Tony Parker had a deep baritone -- the kind of voice that moved people to say "You should be on the radio." After getting a master's degree in economics at Bradley University in Peoria, Ill., the World War II veteran obliged, starting on the radio in central Illinois and serving Minnesota sports fans for decades as a TV sports announcer.
Parker, of Prior Lake, died Thursday of complications from a fall. He was 84.
Shortly after getting his start in broadcasting, he was told that Oliveto, his Italian last name, "will never do," said his daughter Vicki Richards of Shakopee. So he went with the suggested Parker, although he never legally changed his name.
He came to Minnesota from Illinois in 1955 for a job as sports anchor at what is now KMSP-TV, Channel 9. For decades, Parker was there, including when the Vikings and North Stars came to town and when the Minnesota Twins lost the 1965 World Series.

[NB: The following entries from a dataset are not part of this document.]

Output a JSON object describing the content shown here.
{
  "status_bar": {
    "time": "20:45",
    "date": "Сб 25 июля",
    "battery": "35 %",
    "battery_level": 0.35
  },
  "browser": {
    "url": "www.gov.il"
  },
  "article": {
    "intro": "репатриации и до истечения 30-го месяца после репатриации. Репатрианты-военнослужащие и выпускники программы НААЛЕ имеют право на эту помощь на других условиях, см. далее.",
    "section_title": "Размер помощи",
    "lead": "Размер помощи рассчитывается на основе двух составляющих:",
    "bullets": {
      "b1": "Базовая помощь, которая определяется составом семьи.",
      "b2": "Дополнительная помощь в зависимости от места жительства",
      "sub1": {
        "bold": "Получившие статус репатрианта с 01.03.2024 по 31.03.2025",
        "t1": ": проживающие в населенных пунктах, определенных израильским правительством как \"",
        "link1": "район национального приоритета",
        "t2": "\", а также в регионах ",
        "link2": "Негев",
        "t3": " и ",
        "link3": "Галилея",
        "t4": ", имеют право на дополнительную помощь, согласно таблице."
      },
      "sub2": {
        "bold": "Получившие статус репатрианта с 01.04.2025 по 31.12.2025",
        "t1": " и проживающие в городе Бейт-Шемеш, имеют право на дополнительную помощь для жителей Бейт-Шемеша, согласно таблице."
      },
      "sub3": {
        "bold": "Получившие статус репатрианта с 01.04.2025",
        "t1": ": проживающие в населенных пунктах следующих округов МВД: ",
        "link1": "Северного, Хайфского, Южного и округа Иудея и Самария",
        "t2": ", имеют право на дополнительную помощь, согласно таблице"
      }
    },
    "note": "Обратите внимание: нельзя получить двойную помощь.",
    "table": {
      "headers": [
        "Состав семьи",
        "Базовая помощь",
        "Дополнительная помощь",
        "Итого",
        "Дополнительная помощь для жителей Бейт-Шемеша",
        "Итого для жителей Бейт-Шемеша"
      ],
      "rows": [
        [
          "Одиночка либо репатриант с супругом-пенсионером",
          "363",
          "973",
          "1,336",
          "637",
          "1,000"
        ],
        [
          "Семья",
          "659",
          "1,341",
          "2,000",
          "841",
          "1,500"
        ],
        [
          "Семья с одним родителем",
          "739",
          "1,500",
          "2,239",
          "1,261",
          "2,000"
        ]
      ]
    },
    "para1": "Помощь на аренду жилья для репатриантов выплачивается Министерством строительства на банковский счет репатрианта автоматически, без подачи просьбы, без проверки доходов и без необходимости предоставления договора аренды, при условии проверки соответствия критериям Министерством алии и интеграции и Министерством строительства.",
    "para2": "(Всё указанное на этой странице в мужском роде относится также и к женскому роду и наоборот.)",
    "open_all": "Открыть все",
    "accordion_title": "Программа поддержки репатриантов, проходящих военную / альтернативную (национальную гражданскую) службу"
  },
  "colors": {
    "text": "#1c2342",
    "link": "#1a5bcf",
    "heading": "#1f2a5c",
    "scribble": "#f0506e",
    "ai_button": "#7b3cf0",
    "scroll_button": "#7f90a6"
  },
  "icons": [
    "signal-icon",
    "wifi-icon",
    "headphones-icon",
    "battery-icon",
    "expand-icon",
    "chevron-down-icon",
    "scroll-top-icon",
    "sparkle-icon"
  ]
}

There was a time when he flew to New York to conduct interviews for ABC Sports. He had a chance to move there but "didn't want to move the family," daughter Paula Hughes of Bloomington said.
Born in Chicago, Parker met and married his wife, Phyllis, when they were teens; they were married 63 years and raised four daughters. Later in life, he spent much of his time attending his grandchildren's school and sporting events and taking them to games.
After KMSP-TV, he moved to WCCO-TV, Channel 4, where he covered high school hockey, among other things. There, Parker met Mike Max, now sports anchor for WCCO-TV and radio.
Over onion rings at Burger King, Parker mentored Max, telling him: "Don't sell your soul for the business because there's too many other things in life. ... He'd talk about how important his family was to him and raising his daughters," Max recalled.
And while the times changed, Parker didn't. "He was the old-fashioned sportscaster. He had the deep baritone, great pipes, you know. And he'd always say when I produced for him when I was younger, 'Nothing fancy, just the facts.' ... He just wanted to do a real straightforward, old-fashioned sportscast."
He could even announce a Lakers game from the studio, doing play-by-play using information coming over a ticker tape.
Parker also taught sportswriting and broadcast journalism at St. Cloud State University. He kept his foot in the business after retirement, writing for Bob Lurtsema's Viking Update.
He was preceded in death by his wife, lovingly known as "Paul." Besides daughters Vicki and Paula, he is also survived by daughters Beth Oliveto of Gardnerville, Nev., and Tracey Oliveto, of Carrboro, N.C.; five grandchildren and one great-granddaughter.
A memorial service will be held at 5 p.m. July 14, with visitation at 3:30 p.m. at Washburn-McReavy Edina Chapel.